The game specific cartridge has a CPU and the decryption keys held in a custom ASIC. If the battery dies or the CPU detects tampering, the keys are erased. The tampering includes variations in voltage, static electricity, pulling the cart out while the game is running or even touching the bottom part of the board while turned on. There are even rumors that connecting the kick harness while running might cause this as well, but this is unconfirmed.

The battery can be changed to prevent it from committing suicide, and this should be done once every 5 years or whichever is the expected life of the battery used. Please check the external links page for information on how to change the battery.

Nothing can be done by the community regarding suicide cartridges. Capcom of Japan is rumored to still service them through local retailers, but this is unconfirmed .

Noise in stereo out

Sometimes a hum is present when using the RCA stereo out, in case of a SuperGUN a ground loop isolator solves the problem. When using a QSound amplifier, a 18v transformer is needed since Capcom cabinets fed them with only 12volts.

CPS3 Board Models

So far we've documented three revisions of the CPS3 board by Capcom.

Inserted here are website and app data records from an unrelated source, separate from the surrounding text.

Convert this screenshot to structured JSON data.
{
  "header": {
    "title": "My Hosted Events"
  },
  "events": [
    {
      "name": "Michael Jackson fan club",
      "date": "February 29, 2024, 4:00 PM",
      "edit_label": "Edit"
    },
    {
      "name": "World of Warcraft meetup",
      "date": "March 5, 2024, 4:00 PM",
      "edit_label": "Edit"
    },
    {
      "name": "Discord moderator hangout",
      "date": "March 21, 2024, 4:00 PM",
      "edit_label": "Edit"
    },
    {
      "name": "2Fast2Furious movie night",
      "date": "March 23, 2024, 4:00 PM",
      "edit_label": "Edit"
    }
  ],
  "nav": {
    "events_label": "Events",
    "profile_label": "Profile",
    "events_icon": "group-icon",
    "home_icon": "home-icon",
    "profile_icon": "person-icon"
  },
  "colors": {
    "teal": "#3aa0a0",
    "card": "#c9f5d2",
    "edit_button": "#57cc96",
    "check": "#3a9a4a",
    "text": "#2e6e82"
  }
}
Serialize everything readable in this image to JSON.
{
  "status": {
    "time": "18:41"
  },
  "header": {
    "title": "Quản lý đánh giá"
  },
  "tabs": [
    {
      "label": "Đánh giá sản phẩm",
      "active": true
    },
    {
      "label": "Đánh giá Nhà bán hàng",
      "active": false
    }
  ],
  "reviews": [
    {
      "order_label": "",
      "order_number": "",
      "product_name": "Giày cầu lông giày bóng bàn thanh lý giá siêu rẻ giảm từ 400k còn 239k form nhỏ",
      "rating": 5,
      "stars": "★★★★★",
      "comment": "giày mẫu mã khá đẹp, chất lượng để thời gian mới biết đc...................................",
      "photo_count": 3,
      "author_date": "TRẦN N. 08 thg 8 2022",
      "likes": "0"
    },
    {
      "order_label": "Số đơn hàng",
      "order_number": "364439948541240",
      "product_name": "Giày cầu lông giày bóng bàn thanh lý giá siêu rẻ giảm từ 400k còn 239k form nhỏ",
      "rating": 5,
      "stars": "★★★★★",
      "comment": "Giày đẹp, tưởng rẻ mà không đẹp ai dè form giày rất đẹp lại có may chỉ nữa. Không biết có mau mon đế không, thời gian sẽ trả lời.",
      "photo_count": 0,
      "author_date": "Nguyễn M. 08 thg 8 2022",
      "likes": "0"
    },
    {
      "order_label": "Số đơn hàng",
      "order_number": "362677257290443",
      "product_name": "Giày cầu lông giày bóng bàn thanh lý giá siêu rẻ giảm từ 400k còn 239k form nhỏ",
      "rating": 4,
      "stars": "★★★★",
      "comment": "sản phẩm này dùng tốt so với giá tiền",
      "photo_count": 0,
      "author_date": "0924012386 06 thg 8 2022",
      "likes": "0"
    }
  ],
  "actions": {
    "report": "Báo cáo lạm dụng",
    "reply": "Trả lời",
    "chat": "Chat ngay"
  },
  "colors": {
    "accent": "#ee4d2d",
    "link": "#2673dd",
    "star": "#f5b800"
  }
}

The main difference between them is the section of the board that is covered by a white plastic case, which is closed by the same kind of screw CPS-III security carts use. Here are pictures of each type of motherboard and a close up of the section that differs. Note that a model 1 has yet to be documented.


So far this kind of motherboard has been found on its own and inside the metal casing issued by Capcom to protect the boards on early models. It is unknown is a 95682A-1 revision exists and was released to the public.


The only section that differs is under the plastic cover as mentioned earlier, here is a close up of that area.

95682A-2 Close up

As it can be appreciated, it has been equipped to hold a 256K SRAM 70LLSOP and a battery, but they were deployed without them. Around the plastic cover there are some differences as well, mainly CN2, CN3 and CN4 which have no pins. CN1 is the kick harness, CN2 is 4 pin, CN3 is 8 pin and CN4 is 10 pin. This could be used for in game input or service purposes, but were removed in later revisions.

Also several points were removed from the layout, probably jumpers labeled EXC7 to EXC18, three pins each.



Of all the components and PCB layout only 13E NM93C46A survived to this revision, all CN2 to 4 and EXC7 to 18 were removed, as well as the battery entry points and the SRAM layout on the PCB. The plastic case cover was kept and is closed on all our boards.



This is virtually identical to revision 3, no differences have been spotted so far. However serial number in the pictured board is lower than on the revision 3 above. The black metal bar is just the security card holder.

External Links

  • With gracious thanks to the X-RGB wiki for the work in producing this article. XRGB wiki